AVAILABLE RECORDS:
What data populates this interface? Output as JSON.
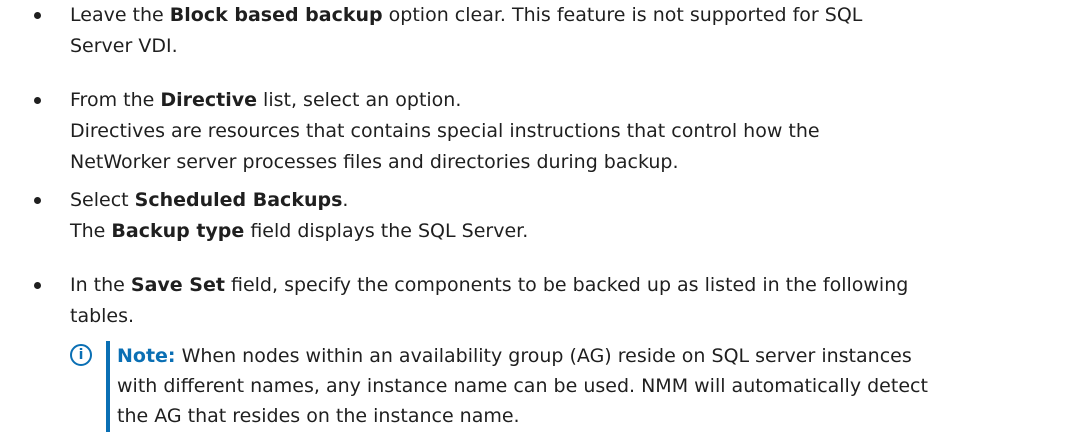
{
  "bullets": [
    {
      "lines": [
        {
          "before": "Leave the ",
          "bold": "Block based backup",
          "after": " option clear. This feature is not supported for SQL"
        },
        {
          "before": "Server VDI.",
          "bold": "",
          "after": ""
        }
      ]
    },
    {
      "lines": [
        {
          "before": "From the ",
          "bold": "Directive",
          "after": " list, select an option."
        },
        {
          "before": "Directives are resources that contains special instructions that control how the",
          "bold": "",
          "after": ""
        },
        {
          "before": "NetWorker server processes files and directories during backup.",
          "bold": "",
          "after": ""
        }
      ]
    },
    {
      "lines": [
        {
          "before": "Select ",
          "bold": "Scheduled Backups",
          "after": "."
        },
        {
          "before": "The ",
          "bold": "Backup type",
          "after": " field displays the SQL Server."
        }
      ]
    },
    {
      "lines": [
        {
          "before": "In the ",
          "bold": "Save Set",
          "after": " field, specify the components to be backed up as listed in the following"
        },
        {
          "before": "tables.",
          "bold": "",
          "after": ""
        }
      ]
    }
  ],
  "note": {
    "label": "Note:",
    "icon": "info-icon",
    "lines": [
      " When nodes within an availability group (AG) reside on SQL server instances",
      "with different names, any instance name can be used. NMM will automatically detect",
      "the AG that resides on the instance name."
    ]
  }
}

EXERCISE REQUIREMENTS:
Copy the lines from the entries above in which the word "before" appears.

RESULT OF THIS TASK:
          "before": "Leave the ",
          "before": "Server VDI.",
          "before": "From the ",
          "before": "Directives are resources that contains special instructions that control how the",
          "before": "NetWorker server processes files and directories during backup.",
          "before": "Select ",
          "before": "The ",
          "before": "In the ",
          "before": "tables.",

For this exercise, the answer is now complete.